But don't I have to look back to see if the solution I'm guessing already exists? For example, if I have: [tex]ODE = e^t[/tex] My homogenous solution comes out to be: [tex]y = C_1e^t + C_2te^t[/tex] and I need to guess a solution for [tex]e^t[/tex], I was told that I can't guess that [tex]y_1 = Ae^t[/tex], because [tex]e^t[/tex] is already a solution. Neither can I choose [tex]y_1 = Ate^t[/tex], because it's also a solution. So I need to use [tex]y_1 = At^2e^t[/tex]. So do I just need to look back to make sure that what I'm guessing is not a solution already?
No, no, no!! A has to be a constant- it cannot depend on t! [tex]y_1 = \frac{1}{2}t^3e^t[/tex] Now, for [tex]t^2[/tex], I assumed [tex]y_2 = Bt^3[/tex], but in an example in the book that had [tex]t^2[/tex], it said that [tex]y_2 = t^2 (A_1t^2 + A_2t + A_3)[/tex]. I don't understand how they got that. Also, for the constant 4, I assumed [tex]y_3 = Ct[/tex]. Is this correct? I don't fully understand how I am supposed to go about guessing the solutions. There must be some guidelines, but we weren't taught what they are. If someone could help me with this, it would be greatly appreciated.[/QUOTE] Have you looked in your textbook? I don't know of any that doesn't go into pretty specific detail about how to "guess" solutions. The kind of solutions that you expect for any "linear homogenous d.e. with constant coefficients: are: 1) exponentials: Ce^{kx} 2) sine or cosine: Ccos(kx) or Csin(kx) 3) polynomials: Cx^{n}+ Dx^{n-1}+ ...+ Yx+ Z. 4) Combinations of those: (Ax^{n}+ ...)e^{kx}(Ucos(mx)+ Dsin(nx) The method of "undetermined coefficients" only works if the right-hand-side of the equation is one of those forms. In general, if it is, you try that same type. That is, if the rhs is e^{kx} you try Ae^{kx}. If the rhs is either sin(kx) or cos(kx), you try Asin(kx)+ Bcos(kx) (in general you will need both sin(kx) and cos(kx)). If the rhs is a polynomial or a polynomial times an exponential you try the same thing: however, if the highest power of x is n, you may need all powers from n on down even if the lower powers do not all appear in the rhs.
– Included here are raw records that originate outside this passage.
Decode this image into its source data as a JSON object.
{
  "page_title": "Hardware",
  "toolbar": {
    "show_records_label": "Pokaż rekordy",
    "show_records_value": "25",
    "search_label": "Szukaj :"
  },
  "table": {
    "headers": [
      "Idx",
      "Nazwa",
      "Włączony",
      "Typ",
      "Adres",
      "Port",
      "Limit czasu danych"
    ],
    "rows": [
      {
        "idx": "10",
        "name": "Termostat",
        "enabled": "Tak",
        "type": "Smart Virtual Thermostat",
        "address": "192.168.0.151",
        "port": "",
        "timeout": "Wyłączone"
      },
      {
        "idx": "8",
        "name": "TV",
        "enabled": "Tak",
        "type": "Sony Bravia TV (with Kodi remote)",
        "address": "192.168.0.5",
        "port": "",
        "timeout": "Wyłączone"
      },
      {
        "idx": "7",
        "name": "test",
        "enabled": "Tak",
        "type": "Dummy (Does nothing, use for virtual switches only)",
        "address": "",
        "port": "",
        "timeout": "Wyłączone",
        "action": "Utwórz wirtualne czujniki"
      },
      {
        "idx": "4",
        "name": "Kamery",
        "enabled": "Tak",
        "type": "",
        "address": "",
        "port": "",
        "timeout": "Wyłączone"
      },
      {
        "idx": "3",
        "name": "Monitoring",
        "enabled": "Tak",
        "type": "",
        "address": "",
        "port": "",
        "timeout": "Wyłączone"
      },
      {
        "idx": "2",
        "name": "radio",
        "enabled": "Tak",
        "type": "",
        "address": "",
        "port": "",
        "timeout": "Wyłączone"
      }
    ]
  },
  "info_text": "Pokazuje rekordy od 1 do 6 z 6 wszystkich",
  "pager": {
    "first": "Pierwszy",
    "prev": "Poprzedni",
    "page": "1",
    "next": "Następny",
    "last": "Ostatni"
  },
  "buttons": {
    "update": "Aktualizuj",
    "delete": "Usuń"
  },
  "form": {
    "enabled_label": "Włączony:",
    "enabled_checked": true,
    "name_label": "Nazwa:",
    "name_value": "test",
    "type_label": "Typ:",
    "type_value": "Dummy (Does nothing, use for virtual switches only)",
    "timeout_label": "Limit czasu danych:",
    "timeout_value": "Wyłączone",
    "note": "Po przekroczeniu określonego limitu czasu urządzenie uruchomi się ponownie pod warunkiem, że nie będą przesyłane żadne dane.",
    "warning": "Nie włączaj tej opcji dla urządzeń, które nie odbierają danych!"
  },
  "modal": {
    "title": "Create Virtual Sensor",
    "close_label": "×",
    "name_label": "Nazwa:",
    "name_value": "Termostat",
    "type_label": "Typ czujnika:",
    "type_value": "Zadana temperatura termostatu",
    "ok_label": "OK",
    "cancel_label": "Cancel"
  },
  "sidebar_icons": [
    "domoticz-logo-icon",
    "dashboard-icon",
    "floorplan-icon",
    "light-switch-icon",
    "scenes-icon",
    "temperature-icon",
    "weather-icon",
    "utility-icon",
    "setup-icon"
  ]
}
The reason Ae^{t} doesn't work here is that e^{t} is that it, as well as te^{t} and t^{2}e^{t} are already solutions to the homogeneous equation. You need to try At^{3}e^{t}.
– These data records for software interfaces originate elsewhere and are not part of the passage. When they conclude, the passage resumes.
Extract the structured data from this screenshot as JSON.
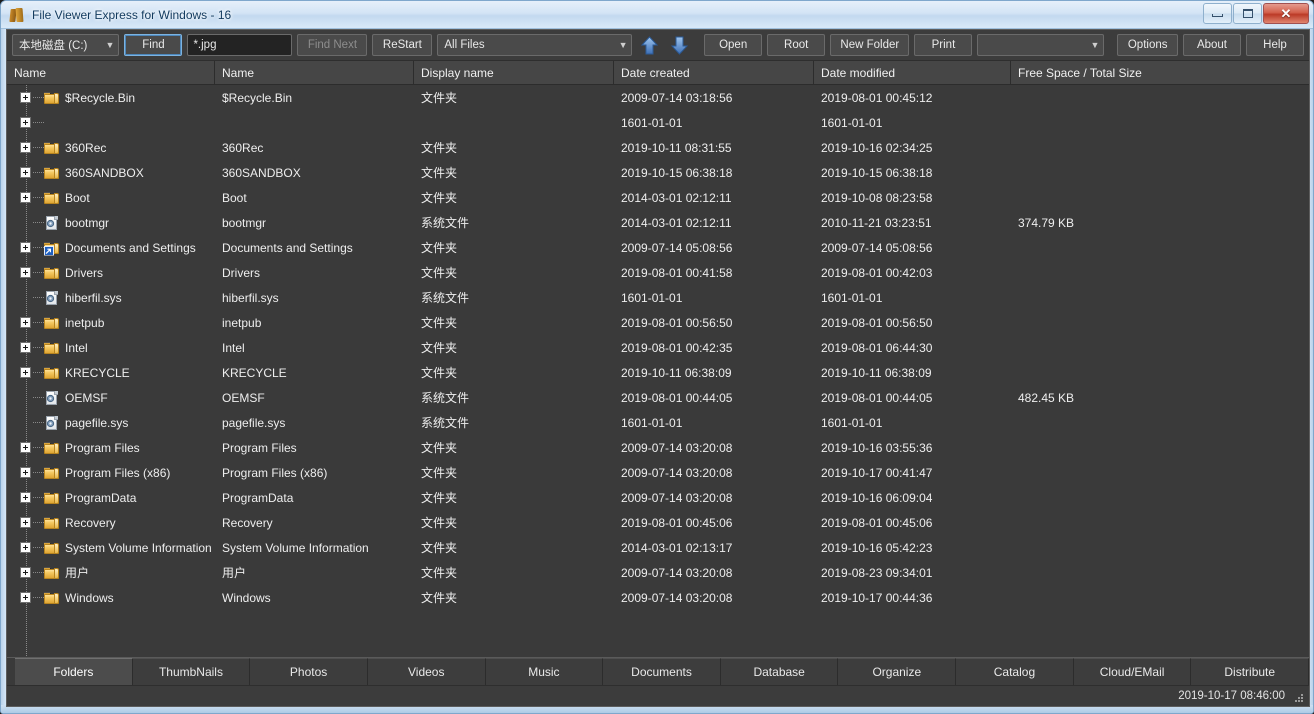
{
  "window": {
    "title": "File Viewer Express for Windows - 16",
    "app_icon": "books-icon",
    "controls": {
      "minimize": "minimize-icon",
      "maximize": "maximize-icon",
      "close": "close-icon"
    }
  },
  "toolbar": {
    "drive_select": {
      "value": "本地磁盘 (C:)",
      "caret": "▼"
    },
    "find_button": "Find",
    "search_input": {
      "value": "*.jpg",
      "placeholder": ""
    },
    "find_next_button": "Find Next",
    "restart_button": "ReStart",
    "filter_select": {
      "value": "All Files",
      "caret": "▼"
    },
    "up_arrow": "arrow-up-icon",
    "down_arrow": "arrow-down-icon",
    "open_button": "Open",
    "root_button": "Root",
    "new_folder_button": "New Folder",
    "print_button": "Print",
    "blank_select": {
      "value": "",
      "caret": "▼"
    },
    "options_button": "Options",
    "about_button": "About",
    "help_button": "Help"
  },
  "columns": [
    "Name",
    "Name",
    "Display name",
    "Date created",
    "Date modified",
    "Free Space / Total Size"
  ],
  "rows": [
    {
      "name": "$Recycle.Bin",
      "name2": "$Recycle.Bin",
      "display": "文件夹",
      "created": "2009-07-14 03:18:56",
      "modified": "2019-08-01 00:45:12",
      "size": "",
      "icon": "folder-icon",
      "expander": true
    },
    {
      "name": "",
      "name2": "",
      "display": "",
      "created": "1601-01-01",
      "modified": "1601-01-01",
      "size": "",
      "icon": "none",
      "expander": true
    },
    {
      "name": "360Rec",
      "name2": "360Rec",
      "display": "文件夹",
      "created": "2019-10-11 08:31:55",
      "modified": "2019-10-16 02:34:25",
      "size": "",
      "icon": "folder-icon",
      "expander": true
    },
    {
      "name": "360SANDBOX",
      "name2": "360SANDBOX",
      "display": "文件夹",
      "created": "2019-10-15 06:38:18",
      "modified": "2019-10-15 06:38:18",
      "size": "",
      "icon": "folder-icon",
      "expander": true
    },
    {
      "name": "Boot",
      "name2": "Boot",
      "display": "文件夹",
      "created": "2014-03-01 02:12:11",
      "modified": "2019-10-08 08:23:58",
      "size": "",
      "icon": "folder-icon",
      "expander": true
    },
    {
      "name": "bootmgr",
      "name2": "bootmgr",
      "display": "系统文件",
      "created": "2014-03-01 02:12:11",
      "modified": "2010-11-21 03:23:51",
      "size": "374.79 KB",
      "icon": "system-file-icon",
      "expander": false
    },
    {
      "name": "Documents and Settings",
      "name2": "Documents and Settings",
      "display": "文件夹",
      "created": "2009-07-14 05:08:56",
      "modified": "2009-07-14 05:08:56",
      "size": "",
      "icon": "folder-shortcut-icon",
      "expander": true
    },
    {
      "name": "Drivers",
      "name2": "Drivers",
      "display": "文件夹",
      "created": "2019-08-01 00:41:58",
      "modified": "2019-08-01 00:42:03",
      "size": "",
      "icon": "folder-icon",
      "expander": true
    },
    {
      "name": "hiberfil.sys",
      "name2": "hiberfil.sys",
      "display": "系统文件",
      "created": "1601-01-01",
      "modified": "1601-01-01",
      "size": "",
      "icon": "system-file-icon",
      "expander": false
    },
    {
      "name": "inetpub",
      "name2": "inetpub",
      "display": "文件夹",
      "created": "2019-08-01 00:56:50",
      "modified": "2019-08-01 00:56:50",
      "size": "",
      "icon": "folder-icon",
      "expander": true
    },
    {
      "name": "Intel",
      "name2": "Intel",
      "display": "文件夹",
      "created": "2019-08-01 00:42:35",
      "modified": "2019-08-01 06:44:30",
      "size": "",
      "icon": "folder-icon",
      "expander": true
    },
    {
      "name": "KRECYCLE",
      "name2": "KRECYCLE",
      "display": "文件夹",
      "created": "2019-10-11 06:38:09",
      "modified": "2019-10-11 06:38:09",
      "size": "",
      "icon": "folder-icon",
      "expander": true
    },
    {
      "name": "OEMSF",
      "name2": "OEMSF",
      "display": "系统文件",
      "created": "2019-08-01 00:44:05",
      "modified": "2019-08-01 00:44:05",
      "size": "482.45 KB",
      "icon": "system-file-icon",
      "expander": false
    },
    {
      "name": "pagefile.sys",
      "name2": "pagefile.sys",
      "display": "系统文件",
      "created": "1601-01-01",
      "modified": "1601-01-01",
      "size": "",
      "icon": "system-file-icon",
      "expander": false
    },
    {
      "name": "Program Files",
      "name2": "Program Files",
      "display": "文件夹",
      "created": "2009-07-14 03:20:08",
      "modified": "2019-10-16 03:55:36",
      "size": "",
      "icon": "folder-icon",
      "expander": true
    },
    {
      "name": "Program Files (x86)",
      "name2": "Program Files (x86)",
      "display": "文件夹",
      "created": "2009-07-14 03:20:08",
      "modified": "2019-10-17 00:41:47",
      "size": "",
      "icon": "folder-icon",
      "expander": true
    },
    {
      "name": "ProgramData",
      "name2": "ProgramData",
      "display": "文件夹",
      "created": "2009-07-14 03:20:08",
      "modified": "2019-10-16 06:09:04",
      "size": "",
      "icon": "folder-icon",
      "expander": true
    },
    {
      "name": "Recovery",
      "name2": "Recovery",
      "display": "文件夹",
      "created": "2019-08-01 00:45:06",
      "modified": "2019-08-01 00:45:06",
      "size": "",
      "icon": "folder-icon",
      "expander": true
    },
    {
      "name": "System Volume Information",
      "name2": "System Volume Information",
      "display": "文件夹",
      "created": "2014-03-01 02:13:17",
      "modified": "2019-10-16 05:42:23",
      "size": "",
      "icon": "folder-icon",
      "expander": true
    },
    {
      "name": "用户",
      "name2": "用户",
      "display": "文件夹",
      "created": "2009-07-14 03:20:08",
      "modified": "2019-08-23 09:34:01",
      "size": "",
      "icon": "folder-icon",
      "expander": true
    },
    {
      "name": "Windows",
      "name2": "Windows",
      "display": "文件夹",
      "created": "2009-07-14 03:20:08",
      "modified": "2019-10-17 00:44:36",
      "size": "",
      "icon": "folder-icon",
      "expander": true
    }
  ],
  "tabs": [
    {
      "label": "Folders",
      "active": true
    },
    {
      "label": "ThumbNails",
      "active": false
    },
    {
      "label": "Photos",
      "active": false
    },
    {
      "label": "Videos",
      "active": false
    },
    {
      "label": "Music",
      "active": false
    },
    {
      "label": "Documents",
      "active": false
    },
    {
      "label": "Database",
      "active": false
    },
    {
      "label": "Organize",
      "active": false
    },
    {
      "label": "Catalog",
      "active": false
    },
    {
      "label": "Cloud/EMail",
      "active": false
    },
    {
      "label": "Distribute",
      "active": false
    }
  ],
  "statusbar": {
    "timestamp": "2019-10-17 08:46:00",
    "grip": "resize-grip-icon"
  },
  "colors": {
    "client_bg": "#3a3a3a",
    "toolbar_bg": "#3c3c3c",
    "header_bg": "#464646",
    "text": "#eeeeee",
    "frame": "#bcd4ec",
    "folder_yellow": "#f5c860",
    "arrow_blue": "#5b90d8"
  }
}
That's what I need to know. I wasn't sure about that. See the thing is, there is a chart in the book that supposedly explains how to find the particular solutions: [tex]\begin{array}{l|cr} g_i(t) & Y_i(t)\\\hline \\ P_n(t) = a_0t^n + a_1t^{n-1}+ ... + a_n & t^s(A_0t^n + A_1t^{n-1} + ... + A_n)\\\\P_n(t)e^{\alpha t} & t^s(A_0t^n + A_1t^{n-1} + ... + A_n)e^{\alpha t}\\\\P_n(t)e^{\alpha t}\left\{\begin{array}{cc} \sin{\beta t\\ \cos{\beta t}\end{array} \right. & t^s[(A_0t^n + A_1t^{n-1} + ... + A_n)e^{\alpha t} \cos{\beta t} + (B_0t^n + B_1t^{n-1} + ... + B_n)e^{\alpha t} \sin{\beta t}]\end{array}[/tex] So I understand how to choose them, but I wasn't sure whether I need to look and see if what I chose is already a solution. Now I get it, Thanks Mindscrape and HallsofIvy.